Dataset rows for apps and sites
··········
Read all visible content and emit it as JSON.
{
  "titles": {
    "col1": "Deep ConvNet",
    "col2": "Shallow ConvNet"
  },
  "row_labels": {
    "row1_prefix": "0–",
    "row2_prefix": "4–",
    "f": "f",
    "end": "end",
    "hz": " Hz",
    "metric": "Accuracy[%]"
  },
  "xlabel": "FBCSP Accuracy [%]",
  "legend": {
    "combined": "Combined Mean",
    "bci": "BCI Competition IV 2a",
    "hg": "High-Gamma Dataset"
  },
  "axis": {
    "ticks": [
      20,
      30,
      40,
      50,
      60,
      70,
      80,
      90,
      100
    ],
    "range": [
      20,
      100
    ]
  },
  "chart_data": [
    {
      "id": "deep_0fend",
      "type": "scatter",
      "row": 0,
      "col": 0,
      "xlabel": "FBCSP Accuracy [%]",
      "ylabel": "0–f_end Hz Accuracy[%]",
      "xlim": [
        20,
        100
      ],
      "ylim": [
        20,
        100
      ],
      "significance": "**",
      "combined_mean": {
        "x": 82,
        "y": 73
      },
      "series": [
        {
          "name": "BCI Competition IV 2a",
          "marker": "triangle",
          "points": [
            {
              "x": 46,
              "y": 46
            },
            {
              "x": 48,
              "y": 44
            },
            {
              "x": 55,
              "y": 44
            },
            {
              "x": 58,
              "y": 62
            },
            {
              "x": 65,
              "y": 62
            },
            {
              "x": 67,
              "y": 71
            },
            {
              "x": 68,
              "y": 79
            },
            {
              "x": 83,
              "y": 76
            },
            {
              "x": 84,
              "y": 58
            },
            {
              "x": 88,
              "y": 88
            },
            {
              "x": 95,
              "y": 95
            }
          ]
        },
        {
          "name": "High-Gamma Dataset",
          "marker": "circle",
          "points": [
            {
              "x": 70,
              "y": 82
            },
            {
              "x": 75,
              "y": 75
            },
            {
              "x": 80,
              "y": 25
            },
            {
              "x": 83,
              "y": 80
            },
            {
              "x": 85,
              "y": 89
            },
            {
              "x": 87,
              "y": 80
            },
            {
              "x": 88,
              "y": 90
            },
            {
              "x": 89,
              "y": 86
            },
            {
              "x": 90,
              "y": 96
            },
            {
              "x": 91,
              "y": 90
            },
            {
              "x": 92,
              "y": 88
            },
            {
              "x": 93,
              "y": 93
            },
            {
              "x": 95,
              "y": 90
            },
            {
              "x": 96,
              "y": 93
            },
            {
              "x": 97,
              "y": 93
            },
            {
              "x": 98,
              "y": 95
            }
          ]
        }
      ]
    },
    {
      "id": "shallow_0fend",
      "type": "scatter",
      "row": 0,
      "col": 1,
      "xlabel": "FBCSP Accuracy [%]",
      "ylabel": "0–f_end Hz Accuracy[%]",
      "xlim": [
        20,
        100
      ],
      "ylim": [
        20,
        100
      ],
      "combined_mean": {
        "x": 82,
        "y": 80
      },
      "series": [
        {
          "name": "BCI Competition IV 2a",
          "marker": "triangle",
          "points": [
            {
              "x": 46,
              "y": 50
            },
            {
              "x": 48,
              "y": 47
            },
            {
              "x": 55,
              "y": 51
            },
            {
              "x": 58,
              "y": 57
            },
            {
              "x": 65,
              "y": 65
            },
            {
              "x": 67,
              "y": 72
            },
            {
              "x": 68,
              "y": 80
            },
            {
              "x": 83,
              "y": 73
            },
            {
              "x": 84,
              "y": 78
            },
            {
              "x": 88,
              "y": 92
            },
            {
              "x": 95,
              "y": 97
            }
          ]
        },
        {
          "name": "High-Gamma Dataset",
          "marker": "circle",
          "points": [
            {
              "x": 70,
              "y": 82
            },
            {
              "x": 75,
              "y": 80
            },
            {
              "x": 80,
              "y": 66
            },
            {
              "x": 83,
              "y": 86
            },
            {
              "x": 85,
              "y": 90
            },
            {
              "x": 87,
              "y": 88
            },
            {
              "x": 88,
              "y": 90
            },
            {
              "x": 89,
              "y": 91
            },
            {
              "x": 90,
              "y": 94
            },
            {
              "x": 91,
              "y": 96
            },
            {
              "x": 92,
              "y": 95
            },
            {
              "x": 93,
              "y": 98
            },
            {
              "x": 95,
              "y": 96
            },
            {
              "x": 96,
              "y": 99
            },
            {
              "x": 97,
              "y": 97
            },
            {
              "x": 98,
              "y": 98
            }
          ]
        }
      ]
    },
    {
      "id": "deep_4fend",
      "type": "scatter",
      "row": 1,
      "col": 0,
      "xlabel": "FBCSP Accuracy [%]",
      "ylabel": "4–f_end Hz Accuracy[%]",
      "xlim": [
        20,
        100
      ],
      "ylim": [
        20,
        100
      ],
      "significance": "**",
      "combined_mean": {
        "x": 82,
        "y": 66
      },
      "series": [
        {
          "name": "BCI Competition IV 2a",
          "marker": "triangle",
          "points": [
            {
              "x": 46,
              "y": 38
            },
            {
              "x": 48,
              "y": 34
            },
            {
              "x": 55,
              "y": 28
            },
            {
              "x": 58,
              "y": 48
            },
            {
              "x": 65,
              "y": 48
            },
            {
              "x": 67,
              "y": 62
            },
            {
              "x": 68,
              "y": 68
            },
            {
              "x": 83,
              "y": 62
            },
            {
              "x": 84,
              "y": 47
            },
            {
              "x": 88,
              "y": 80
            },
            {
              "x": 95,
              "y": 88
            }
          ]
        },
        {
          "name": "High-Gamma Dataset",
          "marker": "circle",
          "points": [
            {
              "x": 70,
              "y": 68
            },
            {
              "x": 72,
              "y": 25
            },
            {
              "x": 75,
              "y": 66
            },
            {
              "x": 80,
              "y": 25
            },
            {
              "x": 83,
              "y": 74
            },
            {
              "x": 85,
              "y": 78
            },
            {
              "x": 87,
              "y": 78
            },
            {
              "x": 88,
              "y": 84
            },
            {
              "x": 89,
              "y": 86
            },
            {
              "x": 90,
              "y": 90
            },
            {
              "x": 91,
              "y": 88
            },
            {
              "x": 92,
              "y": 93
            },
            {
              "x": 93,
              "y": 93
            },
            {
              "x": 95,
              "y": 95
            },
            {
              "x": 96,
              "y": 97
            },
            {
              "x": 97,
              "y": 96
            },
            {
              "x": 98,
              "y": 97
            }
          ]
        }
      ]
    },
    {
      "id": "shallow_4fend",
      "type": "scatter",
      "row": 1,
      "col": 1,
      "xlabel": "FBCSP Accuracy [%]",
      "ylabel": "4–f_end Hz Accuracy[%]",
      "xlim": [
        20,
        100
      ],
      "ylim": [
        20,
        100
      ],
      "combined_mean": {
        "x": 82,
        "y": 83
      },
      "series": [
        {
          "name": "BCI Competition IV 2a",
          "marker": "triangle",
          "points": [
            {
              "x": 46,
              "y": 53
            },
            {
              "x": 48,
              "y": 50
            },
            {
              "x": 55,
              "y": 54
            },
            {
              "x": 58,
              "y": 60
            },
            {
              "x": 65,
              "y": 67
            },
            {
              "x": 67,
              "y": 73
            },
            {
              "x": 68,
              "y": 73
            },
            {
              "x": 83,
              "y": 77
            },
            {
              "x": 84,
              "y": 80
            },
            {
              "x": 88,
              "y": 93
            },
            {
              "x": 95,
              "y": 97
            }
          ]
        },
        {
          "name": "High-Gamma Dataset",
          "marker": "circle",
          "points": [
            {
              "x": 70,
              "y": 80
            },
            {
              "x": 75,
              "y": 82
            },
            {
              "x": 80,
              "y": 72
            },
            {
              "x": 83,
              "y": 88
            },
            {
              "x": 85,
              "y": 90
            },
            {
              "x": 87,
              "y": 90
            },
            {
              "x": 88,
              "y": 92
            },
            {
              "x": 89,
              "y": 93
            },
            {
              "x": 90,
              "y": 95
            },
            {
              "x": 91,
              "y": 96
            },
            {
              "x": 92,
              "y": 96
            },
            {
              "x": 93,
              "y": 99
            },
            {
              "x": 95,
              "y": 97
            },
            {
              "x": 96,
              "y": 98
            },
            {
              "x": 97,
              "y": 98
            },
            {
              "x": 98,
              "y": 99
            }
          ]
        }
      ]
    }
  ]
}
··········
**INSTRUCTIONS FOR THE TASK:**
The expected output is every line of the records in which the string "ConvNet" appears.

**RESULT OF THIS EXERCISE:**
    "col1": "Deep ConvNet",
    "col2": "Shallow ConvNet"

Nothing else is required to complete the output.